[Page and application data records]
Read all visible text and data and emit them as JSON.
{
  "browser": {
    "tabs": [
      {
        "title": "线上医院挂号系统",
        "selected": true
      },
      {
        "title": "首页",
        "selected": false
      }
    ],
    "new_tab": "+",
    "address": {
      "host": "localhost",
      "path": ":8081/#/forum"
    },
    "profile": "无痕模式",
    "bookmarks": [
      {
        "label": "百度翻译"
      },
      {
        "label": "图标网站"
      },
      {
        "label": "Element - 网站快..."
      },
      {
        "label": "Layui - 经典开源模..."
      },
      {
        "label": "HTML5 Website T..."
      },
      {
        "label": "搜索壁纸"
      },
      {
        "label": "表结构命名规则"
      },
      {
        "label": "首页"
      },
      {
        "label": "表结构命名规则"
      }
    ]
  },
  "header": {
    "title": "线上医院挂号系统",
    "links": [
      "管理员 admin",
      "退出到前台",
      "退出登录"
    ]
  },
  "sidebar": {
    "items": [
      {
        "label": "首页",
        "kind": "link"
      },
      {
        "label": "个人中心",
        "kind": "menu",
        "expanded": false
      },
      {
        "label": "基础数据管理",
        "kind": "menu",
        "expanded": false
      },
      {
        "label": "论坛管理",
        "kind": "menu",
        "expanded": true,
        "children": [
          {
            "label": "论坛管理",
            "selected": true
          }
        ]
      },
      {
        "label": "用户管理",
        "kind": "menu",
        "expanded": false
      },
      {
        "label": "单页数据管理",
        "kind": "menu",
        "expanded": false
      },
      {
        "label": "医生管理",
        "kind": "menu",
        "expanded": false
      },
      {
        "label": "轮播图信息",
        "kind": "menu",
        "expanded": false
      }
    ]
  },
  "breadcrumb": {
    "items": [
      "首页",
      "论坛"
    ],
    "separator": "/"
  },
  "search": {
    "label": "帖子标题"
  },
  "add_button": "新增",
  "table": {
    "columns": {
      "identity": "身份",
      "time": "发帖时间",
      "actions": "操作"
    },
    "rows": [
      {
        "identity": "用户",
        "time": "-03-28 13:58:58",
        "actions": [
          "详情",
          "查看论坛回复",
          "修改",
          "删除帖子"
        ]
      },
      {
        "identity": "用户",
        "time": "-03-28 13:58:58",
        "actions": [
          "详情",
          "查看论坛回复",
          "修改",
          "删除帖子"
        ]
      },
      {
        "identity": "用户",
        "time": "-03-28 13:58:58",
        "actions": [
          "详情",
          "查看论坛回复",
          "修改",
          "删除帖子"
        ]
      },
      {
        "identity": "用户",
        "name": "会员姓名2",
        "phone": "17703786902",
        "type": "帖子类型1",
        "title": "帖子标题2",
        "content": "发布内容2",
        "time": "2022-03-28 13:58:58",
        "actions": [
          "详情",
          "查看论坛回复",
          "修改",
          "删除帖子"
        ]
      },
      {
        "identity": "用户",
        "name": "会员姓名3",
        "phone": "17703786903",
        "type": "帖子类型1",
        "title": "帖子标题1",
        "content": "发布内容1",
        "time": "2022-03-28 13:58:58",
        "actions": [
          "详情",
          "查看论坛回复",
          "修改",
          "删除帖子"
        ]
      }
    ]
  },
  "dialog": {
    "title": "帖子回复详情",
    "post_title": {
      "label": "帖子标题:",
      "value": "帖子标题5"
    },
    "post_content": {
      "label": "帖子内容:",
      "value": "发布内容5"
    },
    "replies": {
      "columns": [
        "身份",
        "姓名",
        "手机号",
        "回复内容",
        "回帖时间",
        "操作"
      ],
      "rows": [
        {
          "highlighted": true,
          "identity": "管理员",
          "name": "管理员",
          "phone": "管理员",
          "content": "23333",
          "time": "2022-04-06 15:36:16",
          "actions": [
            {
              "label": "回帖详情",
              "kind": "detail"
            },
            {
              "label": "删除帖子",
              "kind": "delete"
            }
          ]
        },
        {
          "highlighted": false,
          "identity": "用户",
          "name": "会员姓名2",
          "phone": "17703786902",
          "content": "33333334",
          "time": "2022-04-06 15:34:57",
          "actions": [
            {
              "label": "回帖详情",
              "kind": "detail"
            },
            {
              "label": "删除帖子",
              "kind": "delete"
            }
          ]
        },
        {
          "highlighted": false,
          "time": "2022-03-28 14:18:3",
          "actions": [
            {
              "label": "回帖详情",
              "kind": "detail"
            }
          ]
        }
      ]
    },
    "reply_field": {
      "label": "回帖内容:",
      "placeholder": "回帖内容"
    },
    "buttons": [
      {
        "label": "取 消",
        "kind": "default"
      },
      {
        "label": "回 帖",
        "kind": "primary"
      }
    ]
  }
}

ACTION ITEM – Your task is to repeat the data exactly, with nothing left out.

EXERCISE RESULT –
Read all visible text and data and emit them as JSON.
{
  "browser": {
    "tabs": [
      {
        "title": "线上医院挂号系统",
        "selected": true
      },
      {
        "title": "首页",
        "selected": false
      }
    ],
    "new_tab": "+",
    "address": {
      "host": "localhost",
      "path": ":8081/#/forum"
    },
    "profile": "无痕模式",
    "bookmarks": [
      {
        "label": "百度翻译"
      },
      {
        "label": "图标网站"
      },
      {
        "label": "Element - 网站快..."
      },
      {
        "label": "Layui - 经典开源模..."
      },
      {
        "label": "HTML5 Website T..."
      },
      {
        "label": "搜索壁纸"
      },
      {
        "label": "表结构命名规则"
      },
      {
        "label": "首页"
      },
      {
        "label": "表结构命名规则"
      }
    ]
  },
  "header": {
    "title": "线上医院挂号系统",
    "links": [
      "管理员 admin",
      "退出到前台",
      "退出登录"
    ]
  },
  "sidebar": {
    "items": [
      {
        "label": "首页",
        "kind": "link"
      },
      {
        "label": "个人中心",
        "kind": "menu",
        "expanded": false
      },
      {
        "label": "基础数据管理",
        "kind": "menu",
        "expanded": false
      },
      {
        "label": "论坛管理",
        "kind": "menu",
        "expanded": true,
        "children": [
          {
            "label": "论坛管理",
            "selected": true
          }
        ]
      },
      {
        "label": "用户管理",
        "kind": "menu",
        "expanded": false
      },
      {
        "label": "单页数据管理",
        "kind": "menu",
        "expanded": false
      },
      {
        "label": "医生管理",
        "kind": "menu",
        "expanded": false
      },
      {
        "label": "轮播图信息",
        "kind": "menu",
        "expanded": false
      }
    ]
  },
  "breadcrumb": {
    "items": [
      "首页",
      "论坛"
    ],
    "separator": "/"
  },
  "search": {
    "label": "帖子标题"
  },
  "add_button": "新增",
  "table": {
    "columns": {
      "identity": "身份",
      "time": "发帖时间",
      "actions": "操作"
    },
    "rows": [
      {
        "identity": "用户",
        "time": "-03-28 13:58:58",
        "actions": [
          "详情",
          "查看论坛回复",
          "修改",
          "删除帖子"
        ]
      },
      {
        "identity": "用户",
        "time": "-03-28 13:58:58",
        "actions": [
          "详情",
          "查看论坛回复",
          "修改",
          "删除帖子"
        ]
      },
      {
        "identity": "用户",
        "time": "-03-28 13:58:58",
        "actions": [
          "详情",
          "查看论坛回复",
          "修改",
          "删除帖子"
        ]
      },
      {
        "identity": "用户",
        "name": "会员姓名2",
        "phone": "17703786902",
        "type": "帖子类型1",
        "title": "帖子标题2",
        "content": "发布内容2",
        "time": "2022-03-28 13:58:58",
        "actions": [
          "详情",
          "查看论坛回复",
          "修改",
          "删除帖子"
        ]
      },
      {
        "identity": "用户",
        "name": "会员姓名3",
        "phone": "17703786903",
        "type": "帖子类型1",
        "title": "帖子标题1",
        "content": "发布内容1",
        "time": "2022-03-28 13:58:58",
        "actions": [
          "详情",
          "查看论坛回复",
          "修改",
          "删除帖子"
        ]
      }
    ]
  },
  "dialog": {
    "title": "帖子回复详情",
    "post_title": {
      "label": "帖子标题:",
      "value": "帖子标题5"
    },
    "post_content": {
      "label": "帖子内容:",
      "value": "发布内容5"
    },
    "replies": {
      "columns": [
        "身份",
        "姓名",
        "手机号",
        "回复内容",
        "回帖时间",
        "操作"
      ],
      "rows": [
        {
          "highlighted": true,
          "identity": "管理员",
          "name": "管理员",
          "phone": "管理员",
          "content": "23333",
          "time": "2022-04-06 15:36:16",
          "actions": [
            {
              "label": "回帖详情",
              "kind": "detail"
            },
            {
              "label": "删除帖子",
              "kind": "delete"
            }
          ]
        },
        {
          "highlighted": false,
          "identity": "用户",
          "name": "会员姓名2",
          "phone": "17703786902",
          "content": "33333334",
          "time": "2022-04-06 15:34:57",
          "actions": [
            {
              "label": "回帖详情",
              "kind": "detail"
            },
            {
              "label": "删除帖子",
              "kind": "delete"
            }
          ]
        },
        {
          "highlighted": false,
          "time": "2022-03-28 14:18:3",
          "actions": [
            {
              "label": "回帖详情",
              "kind": "detail"
            }
          ]
        }
      ]
    },
    "reply_field": {
      "label": "回帖内容:",
      "placeholder": "回帖内容"
    },
    "buttons": [
      {
        "label": "取 消",
        "kind": "default"
      },
      {
        "label": "回 帖",
        "kind": "primary"
      }
    ]
  }
}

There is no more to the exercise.